Doing some back of the napkin calculations based on these values, that would come out to about 34 city/42 highway for FWD and about 31 city/39 highway for AWD. It's rough, but is a decent ballpark. Actual values will probably be a little under that.From what I was reading from the Australian and UK (p)reviews, FWD is rated at 6.1L/100km and AWD is rated at 6.7L/100km. So that sounds pretty close to the rating. Those translate to averages of 38MPG and 35MPG respectively. The UK preview I came across (don't have the link at the moment) said the FWD should get up to 50 MPG (Imperial) highway, which would translate to about 42 MPG US highway and fit in line with the 38MPG average.
Don't forget different engine sizes and outputs, but I see your point. I figured it was probably overly optimistic.Australian methods of computing mileage vary from the EPA. The Australian rating for the Mazda 3 2.5l 5door is also 6.1l/100km. Its EPA numbers are 27/31/37. I would expect with inferior drag numbers and lighter weight the EPA numbers for the CX-3 will be around 28/32/36. (fwd)

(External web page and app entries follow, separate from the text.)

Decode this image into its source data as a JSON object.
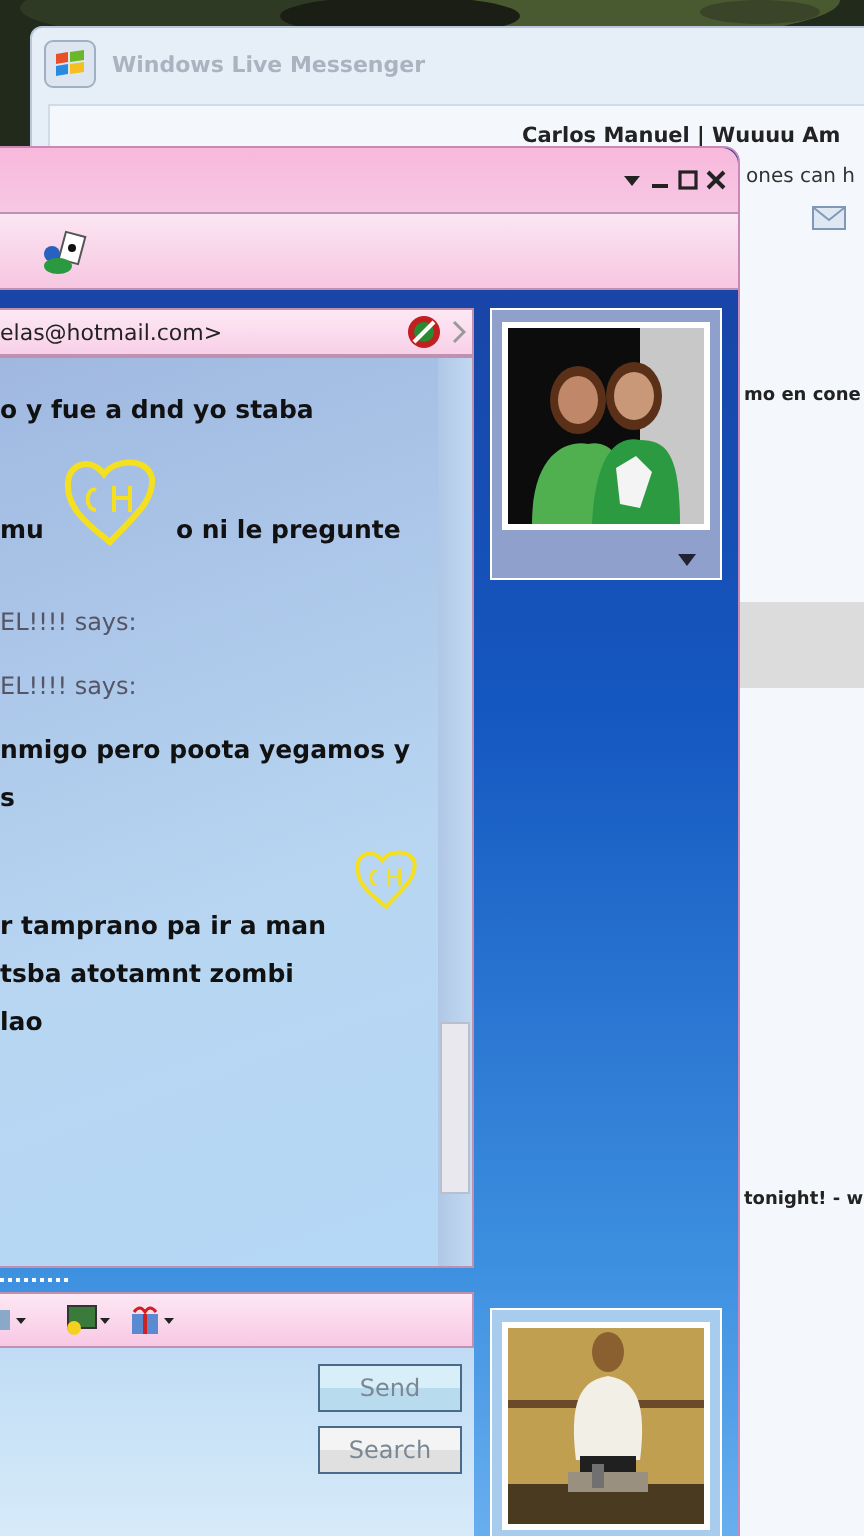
{
  "back_window": {
    "title": "Windows Live Messenger",
    "header_name": "Carlos Manuel | Wuuuu Am",
    "header_message": "ones can h",
    "list_texts": [
      "mo en cone",
      "tonight! - w"
    ]
  },
  "chat_window": {
    "contact_address": "elas@hotmail.com>",
    "messages": [
      {
        "kind": "text",
        "text": "o y fue a dnd yo staba"
      },
      {
        "kind": "emoticon_line",
        "before": "mu",
        "after": "o ni le pregunte"
      },
      {
        "kind": "says",
        "text": "EL!!!! says:"
      },
      {
        "kind": "says",
        "text": "EL!!!! says:"
      },
      {
        "kind": "text",
        "text": "nmigo pero poota yegamos y"
      },
      {
        "kind": "text",
        "text": "s"
      },
      {
        "kind": "emoticon"
      },
      {
        "kind": "text",
        "text": "r tamprano pa ir a man"
      },
      {
        "kind": "text",
        "text": "tsba atotamnt zombi"
      },
      {
        "kind": "text",
        "text": "lao"
      }
    ],
    "buttons": [
      {
        "label": "Send",
        "kind": "send",
        "disabled": true
      },
      {
        "label": "Search",
        "kind": "search",
        "disabled": true
      }
    ]
  }
}
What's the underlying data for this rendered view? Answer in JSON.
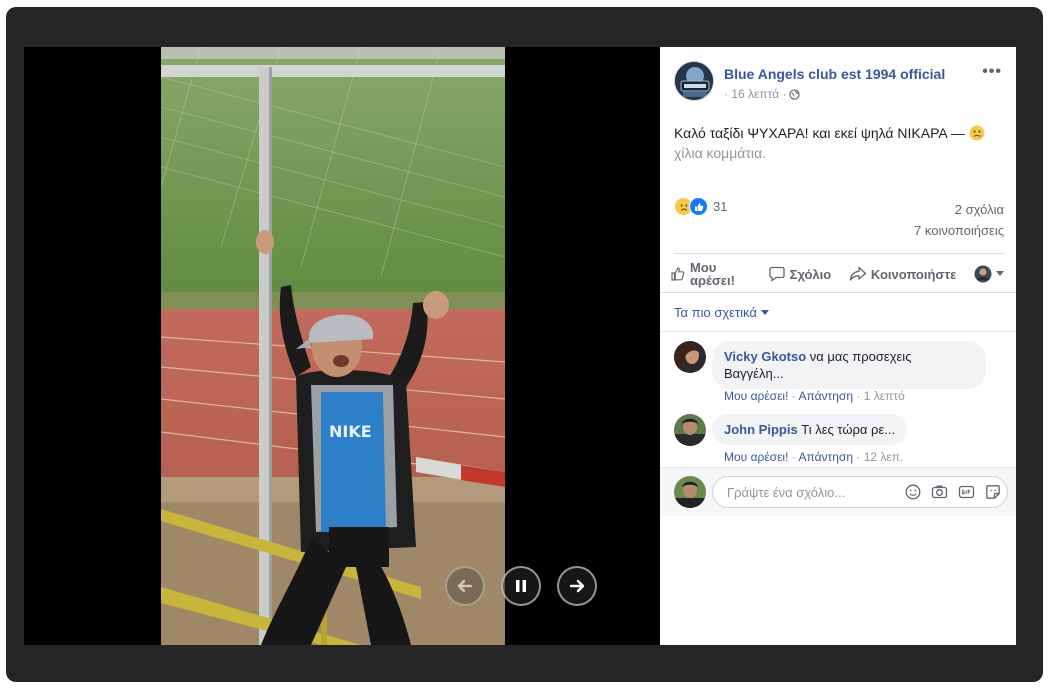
{
  "post": {
    "page_name": "Blue Angels club est 1994 official",
    "time": "· 16 λεπτά ·",
    "privacy_icon": "globe-icon",
    "more_label": "•••",
    "text_main": "Καλό ταξίδι ΨΥΧΑΡΑ! και εκεί ψηλά ΝΙΚΑΡΑ — ",
    "text_muted": "χίλια κομμάτια."
  },
  "stats": {
    "reaction_count": "31",
    "comments": "2 σχόλια",
    "shares": "7 κοινοποιήσεις"
  },
  "actions": {
    "like": "Μου αρέσει!",
    "comment": "Σχόλιο",
    "share": "Κοινοποιήστε"
  },
  "sort_label": "Τα πιο σχετικά",
  "comments": [
    {
      "author": "Vicky Gkotso",
      "text": "να μας προσεχεις Βαγγέλη...",
      "like": "Μου αρέσει!",
      "reply": "Απάντηση",
      "time": "1 λεπτό"
    },
    {
      "author": "John Pippis",
      "text": "Τι λες τώρα ρε...",
      "like": "Μου αρέσει!",
      "reply": "Απάντηση",
      "time": "12 λεπ."
    }
  ],
  "reply": {
    "placeholder": "Γράψτε ένα σχόλιο..."
  },
  "colors": {
    "link": "#385898",
    "backdrop": "#252525",
    "like_blue": "#1877f2"
  }
}
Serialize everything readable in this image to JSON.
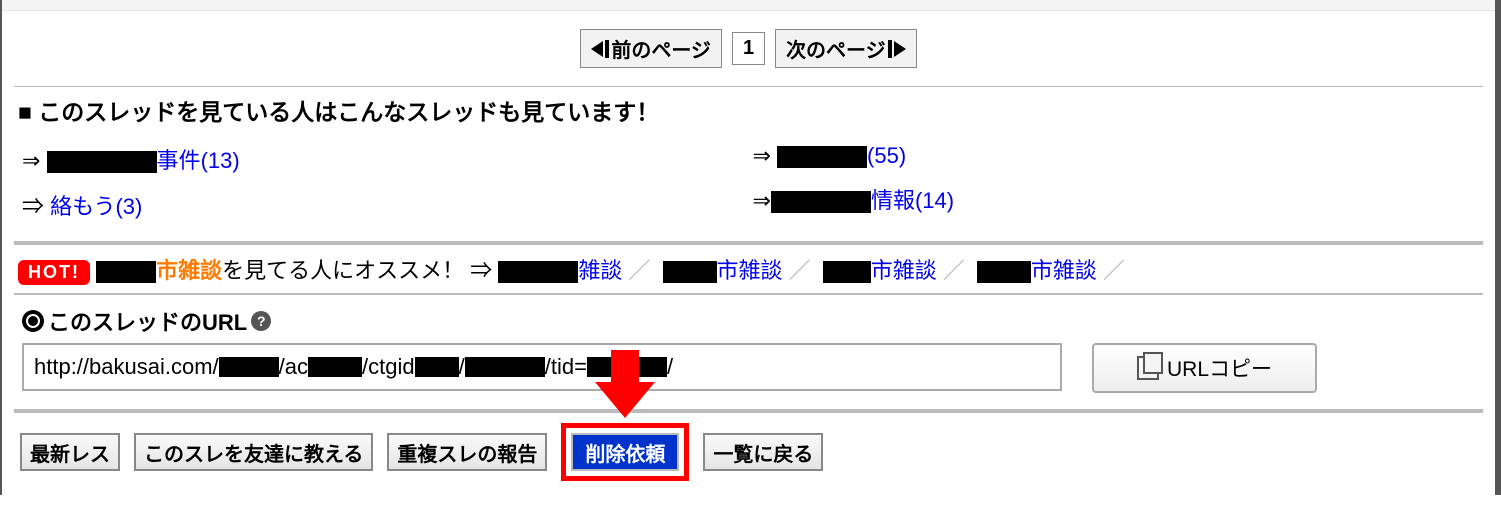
{
  "pager": {
    "prev_label": "前のページ",
    "next_label": "次のページ",
    "page": "1"
  },
  "related": {
    "heading": "■ このスレッドを見ている人はこんなスレッドも見ています！",
    "items": [
      {
        "pre": "",
        "suf": "事件",
        "count": "13"
      },
      {
        "pre": "",
        "suf": "",
        "count": "55"
      },
      {
        "pre": "絡もう",
        "suf": "",
        "count": "3"
      },
      {
        "pre": "",
        "suf": "情報",
        "count": "14"
      }
    ]
  },
  "hot": {
    "badge": "HOT!",
    "topic_suffix": "市雑談",
    "rec_label": "を見てる人にオススメ！ ⇒",
    "links": [
      {
        "suf": "雑談"
      },
      {
        "suf": "市雑談"
      },
      {
        "suf": "市雑談"
      },
      {
        "suf": "市雑談"
      }
    ]
  },
  "url": {
    "label": "このスレッドのURL",
    "help": "?",
    "prefix": "http://bakusai.com/",
    "seg_ac": "/ac",
    "seg_ctgid": "/ctgid",
    "seg_slash": "/",
    "seg_tid": "/tid=",
    "seg_end": "/",
    "copy_label": "URLコピー"
  },
  "footer": {
    "latest": "最新レス",
    "share": "このスレを友達に教える",
    "dup": "重複スレの報告",
    "delete": "削除依頼",
    "back": "一覧に戻る"
  }
}
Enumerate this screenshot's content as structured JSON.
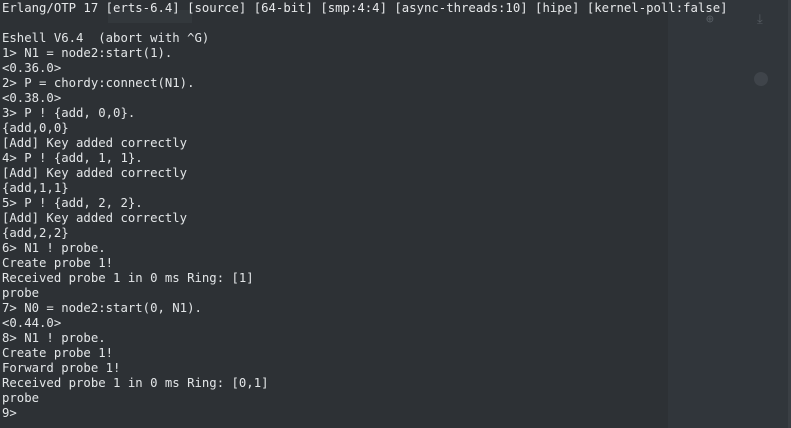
{
  "terminal": {
    "header": "Erlang/OTP 17 [erts-6.4] [source] [64-bit] [smp:4:4] [async-threads:10] [hipe] [kernel-poll:false]",
    "lines": [
      "Eshell V6.4  (abort with ^G)",
      "1> N1 = node2:start(1).",
      "<0.36.0>",
      "2> P = chordy:connect(N1).",
      "<0.38.0>",
      "3> P ! {add, 0,0}.",
      "{add,0,0}",
      "[Add] Key added correctly",
      "4> P ! {add, 1, 1}.",
      "[Add] Key added correctly",
      "{add,1,1}",
      "5> P ! {add, 2, 2}.",
      "[Add] Key added correctly",
      "{add,2,2}",
      "6> N1 ! probe.",
      "Create probe 1!",
      "Received probe 1 in 0 ms Ring: [1]",
      "probe",
      "7> N0 = node2:start(0, N1).",
      "<0.44.0>",
      "8> N1 ! probe.",
      "Create probe 1!",
      "Forward probe 1!",
      "Received probe 1 in 0 ms Ring: [0,1]",
      "probe",
      "9> "
    ]
  },
  "background": {
    "icons": [
      "user-add-icon",
      "download-icon",
      "avatar-icon"
    ]
  }
}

From what I've been reading the shorter length of the CX-3 prevented them from using the full 4-2-1 exhaust system from the 3 and CX-5. So they had to decrease the output of the engine. It's probably running at a lower compression too. After reading about the decrease in power from Australian reviews, I had an initial suspicion that this may be the case.The numbers are disappointing, The CX-3 has a later developed, supposedly more efficient direct injection engine. It has less frontal area and lighter weight than HRV and it results in only marginally better(if any) mpg. Also disappointed with 146 hp. Where did the other 9 go? I was counting on that 155 hp found in the 3 with much the same engine.:crying:
You are being optimistic but with some reason. The Australian rating you mentioned gives the CX-3 an 8% advantage. I was basing high hopes on that.You know, it may just be optimistic thinking, but I still think that the estimates that Mazda gave out are on the conservative side. Considering those values match the Honda HR-V in the US, but in Australia the CX-3 is better both in its rated value and real world results according to the comparison reviews I've read. So it would not surprise me if the EPA ratings came out to be slightly better than those estimates (even if by only 1 MPG more).